Though not purpose built racers, the Mark I and II excelled on the touring car circuit – where everyday road cars went head to head. These races made a name for the Jaguar small sedans under privateer teams, achieving success in the British Saloon Car Championship (BSCC) between 1958 and 1963. During this time, the Jaguars were not only winning most races, but also regularly taking second and third place as well. The Jaguars succeeded across the Channel, too, with success in the Tour de France Automobile road race, where they won the Touring Car class from 1959 through to 1963.
The XJR evolution started under Bob Tullius of Group 44 Racing, who had previously achieved success in America with their E‑type V12 Series 3 and race-prepped XJ-S cars.

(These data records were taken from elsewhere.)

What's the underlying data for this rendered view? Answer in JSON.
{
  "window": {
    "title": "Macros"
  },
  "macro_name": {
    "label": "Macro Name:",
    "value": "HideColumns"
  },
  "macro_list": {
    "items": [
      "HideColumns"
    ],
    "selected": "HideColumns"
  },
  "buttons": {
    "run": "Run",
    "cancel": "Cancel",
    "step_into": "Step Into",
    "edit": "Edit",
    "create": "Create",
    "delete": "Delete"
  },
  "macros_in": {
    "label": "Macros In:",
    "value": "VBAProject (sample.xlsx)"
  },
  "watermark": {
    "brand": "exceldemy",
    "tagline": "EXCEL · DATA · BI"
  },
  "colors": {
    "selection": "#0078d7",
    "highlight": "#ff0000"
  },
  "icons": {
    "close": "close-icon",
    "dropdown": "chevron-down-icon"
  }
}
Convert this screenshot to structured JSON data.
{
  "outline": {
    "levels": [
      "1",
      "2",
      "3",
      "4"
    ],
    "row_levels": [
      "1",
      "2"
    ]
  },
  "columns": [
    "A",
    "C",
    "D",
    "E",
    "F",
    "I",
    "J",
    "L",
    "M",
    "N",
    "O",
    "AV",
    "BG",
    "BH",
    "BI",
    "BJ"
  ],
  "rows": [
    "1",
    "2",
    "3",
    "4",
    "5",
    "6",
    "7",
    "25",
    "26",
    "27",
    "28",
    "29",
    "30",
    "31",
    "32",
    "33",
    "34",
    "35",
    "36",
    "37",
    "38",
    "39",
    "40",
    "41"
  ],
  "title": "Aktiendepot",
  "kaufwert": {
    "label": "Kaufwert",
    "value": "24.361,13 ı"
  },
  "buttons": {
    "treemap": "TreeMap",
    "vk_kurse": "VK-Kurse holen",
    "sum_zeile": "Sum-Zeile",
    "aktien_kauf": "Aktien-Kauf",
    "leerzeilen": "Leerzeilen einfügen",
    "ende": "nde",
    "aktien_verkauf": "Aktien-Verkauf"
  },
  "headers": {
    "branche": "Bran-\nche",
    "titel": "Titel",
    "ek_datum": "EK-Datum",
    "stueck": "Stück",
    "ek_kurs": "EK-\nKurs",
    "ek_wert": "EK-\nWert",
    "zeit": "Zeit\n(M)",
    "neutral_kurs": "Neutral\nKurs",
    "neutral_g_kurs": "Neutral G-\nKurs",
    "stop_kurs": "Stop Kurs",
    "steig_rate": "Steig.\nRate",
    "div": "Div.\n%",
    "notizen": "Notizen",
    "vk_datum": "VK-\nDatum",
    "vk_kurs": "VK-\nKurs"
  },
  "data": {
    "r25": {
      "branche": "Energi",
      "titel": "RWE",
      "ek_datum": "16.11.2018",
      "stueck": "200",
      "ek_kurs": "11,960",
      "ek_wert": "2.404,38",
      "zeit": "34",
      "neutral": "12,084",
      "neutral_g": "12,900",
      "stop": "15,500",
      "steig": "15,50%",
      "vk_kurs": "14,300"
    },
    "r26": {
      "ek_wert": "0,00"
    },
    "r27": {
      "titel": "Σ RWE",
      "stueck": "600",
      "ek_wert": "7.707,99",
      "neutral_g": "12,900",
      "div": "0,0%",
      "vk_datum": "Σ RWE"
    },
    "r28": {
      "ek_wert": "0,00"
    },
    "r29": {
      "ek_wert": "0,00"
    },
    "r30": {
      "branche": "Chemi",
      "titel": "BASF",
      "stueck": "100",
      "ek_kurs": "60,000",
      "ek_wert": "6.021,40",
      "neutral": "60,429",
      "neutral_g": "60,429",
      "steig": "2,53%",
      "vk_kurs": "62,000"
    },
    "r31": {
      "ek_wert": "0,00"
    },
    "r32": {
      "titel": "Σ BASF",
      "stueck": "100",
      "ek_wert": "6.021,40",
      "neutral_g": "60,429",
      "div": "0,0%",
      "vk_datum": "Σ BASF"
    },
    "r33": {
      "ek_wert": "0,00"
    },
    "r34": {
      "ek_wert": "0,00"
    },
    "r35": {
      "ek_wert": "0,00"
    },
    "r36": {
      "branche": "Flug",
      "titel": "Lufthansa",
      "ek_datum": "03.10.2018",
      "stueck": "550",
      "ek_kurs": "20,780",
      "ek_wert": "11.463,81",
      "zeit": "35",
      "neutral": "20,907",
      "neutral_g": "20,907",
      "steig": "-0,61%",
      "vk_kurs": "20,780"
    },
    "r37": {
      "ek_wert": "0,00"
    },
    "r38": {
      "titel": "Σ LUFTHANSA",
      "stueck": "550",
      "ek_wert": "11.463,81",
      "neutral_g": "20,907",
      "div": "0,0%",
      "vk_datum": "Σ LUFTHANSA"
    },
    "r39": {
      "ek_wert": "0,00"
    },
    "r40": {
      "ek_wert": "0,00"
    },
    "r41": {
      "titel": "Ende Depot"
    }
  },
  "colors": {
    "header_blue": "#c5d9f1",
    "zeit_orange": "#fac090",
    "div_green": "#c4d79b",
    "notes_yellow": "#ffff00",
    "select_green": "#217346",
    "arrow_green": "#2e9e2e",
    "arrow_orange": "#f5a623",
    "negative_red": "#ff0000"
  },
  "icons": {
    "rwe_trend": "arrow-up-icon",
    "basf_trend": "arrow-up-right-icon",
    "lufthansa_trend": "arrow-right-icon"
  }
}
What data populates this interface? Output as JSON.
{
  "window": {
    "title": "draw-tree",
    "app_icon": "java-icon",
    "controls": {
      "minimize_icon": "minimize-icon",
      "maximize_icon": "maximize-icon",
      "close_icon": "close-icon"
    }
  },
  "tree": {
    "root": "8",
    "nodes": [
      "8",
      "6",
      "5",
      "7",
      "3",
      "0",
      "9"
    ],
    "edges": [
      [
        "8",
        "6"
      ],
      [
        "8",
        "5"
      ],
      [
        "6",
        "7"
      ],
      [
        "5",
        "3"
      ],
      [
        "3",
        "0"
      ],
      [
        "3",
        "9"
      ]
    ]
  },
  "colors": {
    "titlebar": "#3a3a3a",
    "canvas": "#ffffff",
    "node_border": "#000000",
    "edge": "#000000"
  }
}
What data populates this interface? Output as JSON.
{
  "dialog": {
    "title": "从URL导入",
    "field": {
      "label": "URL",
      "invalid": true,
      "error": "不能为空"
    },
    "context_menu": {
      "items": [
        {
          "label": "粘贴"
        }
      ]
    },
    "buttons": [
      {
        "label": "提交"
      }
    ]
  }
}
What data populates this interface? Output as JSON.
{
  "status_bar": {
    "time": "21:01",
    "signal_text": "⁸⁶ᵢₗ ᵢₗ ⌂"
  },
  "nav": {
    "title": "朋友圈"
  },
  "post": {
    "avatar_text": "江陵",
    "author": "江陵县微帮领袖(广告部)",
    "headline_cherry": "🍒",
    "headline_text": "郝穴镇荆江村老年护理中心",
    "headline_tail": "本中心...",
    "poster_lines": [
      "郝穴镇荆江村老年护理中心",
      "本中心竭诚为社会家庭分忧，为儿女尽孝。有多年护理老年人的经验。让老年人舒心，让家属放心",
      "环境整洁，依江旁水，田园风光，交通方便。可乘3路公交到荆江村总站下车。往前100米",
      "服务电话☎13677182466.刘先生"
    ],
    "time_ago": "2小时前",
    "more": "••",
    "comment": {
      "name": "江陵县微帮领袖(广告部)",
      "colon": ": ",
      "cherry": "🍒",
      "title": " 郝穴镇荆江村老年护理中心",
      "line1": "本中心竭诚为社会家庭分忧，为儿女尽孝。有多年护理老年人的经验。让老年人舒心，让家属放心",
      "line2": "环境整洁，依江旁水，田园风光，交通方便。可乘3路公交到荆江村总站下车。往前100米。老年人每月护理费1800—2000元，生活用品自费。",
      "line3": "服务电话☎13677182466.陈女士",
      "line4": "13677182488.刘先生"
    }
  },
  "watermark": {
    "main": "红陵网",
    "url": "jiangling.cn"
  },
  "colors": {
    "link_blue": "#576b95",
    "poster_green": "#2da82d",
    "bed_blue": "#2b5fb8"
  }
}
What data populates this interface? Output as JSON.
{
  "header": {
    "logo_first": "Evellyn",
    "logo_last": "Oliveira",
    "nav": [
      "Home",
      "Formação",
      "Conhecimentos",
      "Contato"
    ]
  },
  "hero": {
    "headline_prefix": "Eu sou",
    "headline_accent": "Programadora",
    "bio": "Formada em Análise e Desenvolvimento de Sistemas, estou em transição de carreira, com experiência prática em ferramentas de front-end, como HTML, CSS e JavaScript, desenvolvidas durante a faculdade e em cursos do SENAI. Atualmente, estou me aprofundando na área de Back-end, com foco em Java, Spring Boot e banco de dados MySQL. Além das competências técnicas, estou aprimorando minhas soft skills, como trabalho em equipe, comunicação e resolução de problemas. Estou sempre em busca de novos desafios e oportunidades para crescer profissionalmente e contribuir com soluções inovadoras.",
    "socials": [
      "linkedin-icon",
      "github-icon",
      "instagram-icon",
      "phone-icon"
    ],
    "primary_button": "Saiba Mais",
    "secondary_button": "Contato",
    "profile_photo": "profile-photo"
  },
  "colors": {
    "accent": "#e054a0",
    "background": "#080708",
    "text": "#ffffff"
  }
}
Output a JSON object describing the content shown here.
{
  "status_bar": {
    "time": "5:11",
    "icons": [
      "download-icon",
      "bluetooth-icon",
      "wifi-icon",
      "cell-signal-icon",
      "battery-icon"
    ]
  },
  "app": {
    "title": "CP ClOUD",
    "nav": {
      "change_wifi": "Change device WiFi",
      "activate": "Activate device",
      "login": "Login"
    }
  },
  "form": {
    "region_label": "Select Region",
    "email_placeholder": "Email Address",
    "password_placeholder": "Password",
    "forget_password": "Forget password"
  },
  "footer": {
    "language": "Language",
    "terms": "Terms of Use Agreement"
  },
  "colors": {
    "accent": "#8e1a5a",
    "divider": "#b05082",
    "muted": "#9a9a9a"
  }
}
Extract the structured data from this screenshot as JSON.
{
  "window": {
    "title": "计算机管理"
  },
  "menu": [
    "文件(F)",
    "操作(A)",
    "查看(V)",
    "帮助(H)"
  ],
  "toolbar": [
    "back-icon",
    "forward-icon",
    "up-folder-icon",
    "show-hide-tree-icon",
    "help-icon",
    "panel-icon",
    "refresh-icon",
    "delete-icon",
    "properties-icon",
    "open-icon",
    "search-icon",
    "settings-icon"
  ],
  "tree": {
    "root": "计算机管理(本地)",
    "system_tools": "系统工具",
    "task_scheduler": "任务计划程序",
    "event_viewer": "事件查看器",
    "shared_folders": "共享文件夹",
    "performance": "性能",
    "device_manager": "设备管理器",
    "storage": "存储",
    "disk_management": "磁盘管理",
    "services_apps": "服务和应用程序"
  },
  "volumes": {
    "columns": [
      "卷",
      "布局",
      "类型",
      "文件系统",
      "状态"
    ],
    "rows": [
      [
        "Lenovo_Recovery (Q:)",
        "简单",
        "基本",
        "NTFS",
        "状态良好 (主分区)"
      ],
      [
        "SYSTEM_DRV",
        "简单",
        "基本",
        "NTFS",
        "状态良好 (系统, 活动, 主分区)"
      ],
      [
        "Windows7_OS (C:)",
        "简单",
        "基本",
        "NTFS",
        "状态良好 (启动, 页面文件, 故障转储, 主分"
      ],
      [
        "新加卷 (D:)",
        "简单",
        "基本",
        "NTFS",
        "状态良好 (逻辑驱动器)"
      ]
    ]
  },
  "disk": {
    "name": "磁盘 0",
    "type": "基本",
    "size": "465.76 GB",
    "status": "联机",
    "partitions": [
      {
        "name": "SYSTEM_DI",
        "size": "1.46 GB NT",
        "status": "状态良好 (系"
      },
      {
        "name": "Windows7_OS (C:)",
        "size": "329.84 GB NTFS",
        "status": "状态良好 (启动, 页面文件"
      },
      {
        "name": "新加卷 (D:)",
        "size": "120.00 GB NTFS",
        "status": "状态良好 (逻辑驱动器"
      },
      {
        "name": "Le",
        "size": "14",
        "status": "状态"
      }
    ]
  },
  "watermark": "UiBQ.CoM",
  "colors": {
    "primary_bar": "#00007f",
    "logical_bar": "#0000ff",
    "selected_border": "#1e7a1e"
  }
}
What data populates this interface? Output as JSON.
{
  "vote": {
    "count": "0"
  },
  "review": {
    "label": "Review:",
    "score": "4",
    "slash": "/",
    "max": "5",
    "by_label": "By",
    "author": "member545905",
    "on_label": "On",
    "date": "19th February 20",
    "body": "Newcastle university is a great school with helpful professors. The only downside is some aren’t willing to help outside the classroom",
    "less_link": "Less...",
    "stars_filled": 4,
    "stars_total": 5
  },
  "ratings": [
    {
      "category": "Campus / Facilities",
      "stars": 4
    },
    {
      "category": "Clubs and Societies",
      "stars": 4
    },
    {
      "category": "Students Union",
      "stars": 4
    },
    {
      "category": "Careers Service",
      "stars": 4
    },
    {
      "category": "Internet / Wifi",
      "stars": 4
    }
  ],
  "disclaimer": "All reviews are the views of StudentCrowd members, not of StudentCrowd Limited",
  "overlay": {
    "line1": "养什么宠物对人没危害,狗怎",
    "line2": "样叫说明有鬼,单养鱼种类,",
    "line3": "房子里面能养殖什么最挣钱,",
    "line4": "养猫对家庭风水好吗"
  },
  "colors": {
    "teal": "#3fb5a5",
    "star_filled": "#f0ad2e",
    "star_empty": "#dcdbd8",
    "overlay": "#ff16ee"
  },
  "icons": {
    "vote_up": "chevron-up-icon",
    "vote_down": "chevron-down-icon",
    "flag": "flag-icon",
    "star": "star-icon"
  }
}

Born in 1982, the XJR-5 was a mid-engined, V12-powered racing prototype with an aluminium honey-comb monocoque, mid-mounted engine, and trademark green and white colouring. It finished third on its racing debut, and started the development of the XJR prototype programme.
In 1986, the prototype programme made the leap to the UK under the British team of Tom Walkinshaw Racing (TWR), who had a pedigree with a racing XJ-S in the European Touring Car Championship (ETCC). TWR and the XJR-8 proved an almost unbeatable combination, winning eight out of ten races and both driver and team championships in 1987. The next evolution, XJR-9 – by now 7.0-litres and producing 750bhp – went on to win six of the eleven races. Jaguar returned to the top of the Le Mans podium for the first time since 1957.
TWR adopted a turbocharged V6 for the 1989 season, the engine that would find its way into the XJ220 supercar. However, it wasn’t until the XJR-12 and its V12 engine that Jaguar once again secured a Le Mans victory, achieving a one-two finish in 1990.
And now, the Jaguar racing story is set to continue. After experience on the Formula 1 circuit in the early 2000s – with best results being Eddie Irvine’s third place finishes at Monaco in 2001 and Italy in 2002 – Jaguar is returning to the racing stage this year.
Formula E puts an emphasis on innovative technology, and it’s the ideal platform to test electric technologies and hone expertise for the future of Jaguar’s vehicles. The first Jaguar Formula E team will be entering the championship for the 2016-17 season.